Our research shows that while most of the clients of sex workers in South Africa are men, they are a diverse group from all walks of life. Some are violent and abusive towards sex workers. But many are not. Some sex workers report having mutually respectful interactions and contracts with clients.
In our research, very few men self-reported perpetrating violence against sex workers. Most actively distanced themselves from the violence associated with men who pay for sex, making it clear that they did not engage in or condone violence against sex workers.
Based on our research and that of others, we believe that the decriminalisation of clients would have positive spin-offs.
First, recruiting clients who have been identified by sex workers as non-violent and respectful as peer educators could instil and reinforce positive norms among clients.

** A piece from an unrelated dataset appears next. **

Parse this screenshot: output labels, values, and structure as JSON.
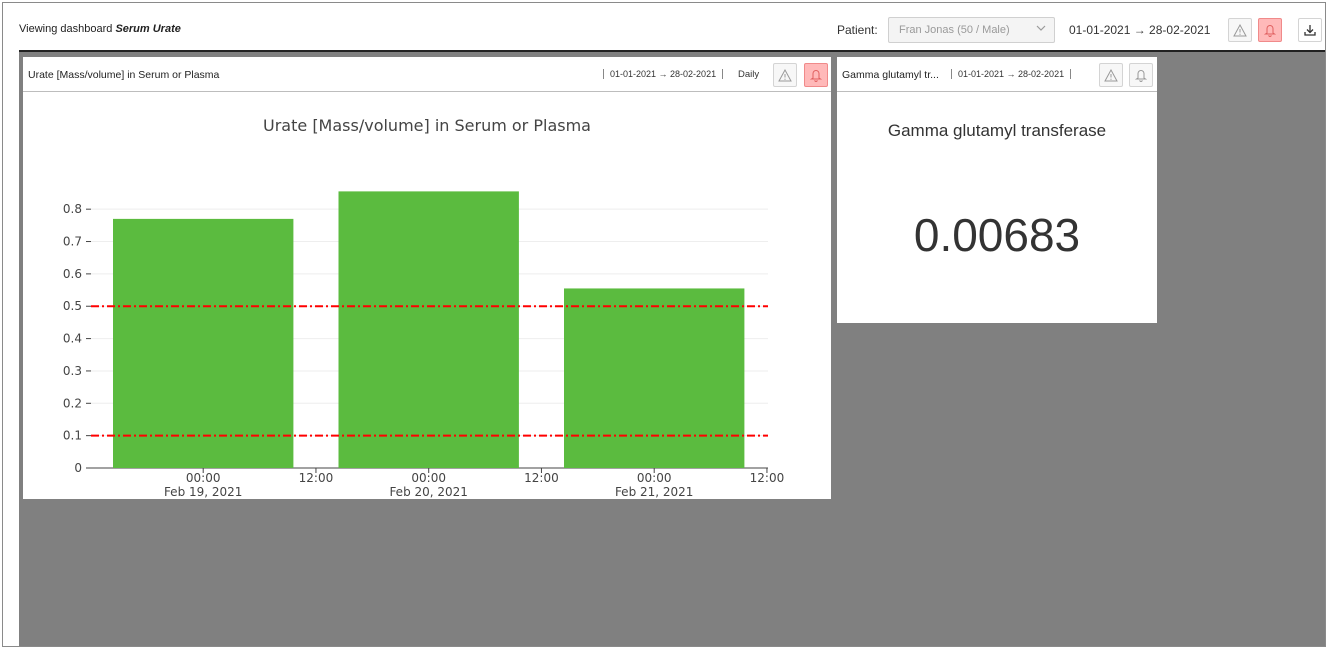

Second, clients are well placed to serve as whistle-blowers when they notice human rights violations such as human trafficking or child exploitation in the sex industry.
Third, clients can be key to reducing HIV transmission. Scaling up antiretroviral therapy among clients of sex workers would avert almost one-fifth of new HIV infections in South Africa over the next decade.
Read more: Why South Africa's HIV prevention programmes should include sex worker clients
The Nordic model is flawed and demonises clients. Putting sex work clients in jail punishes them for buying a service. This is ultimately bad for everyone's health.
The draft bill should be passed as it is and as quickly as possible.
It will make sex work less risky and dangerous, and our society safer.
Marlise Richter, Research fellow, African Centre for Migration & Society, University of the Witwatersrand
Monique Huysamen, Senior Research Associate in Sexual and Reproductive health, Manchester Metropolitan University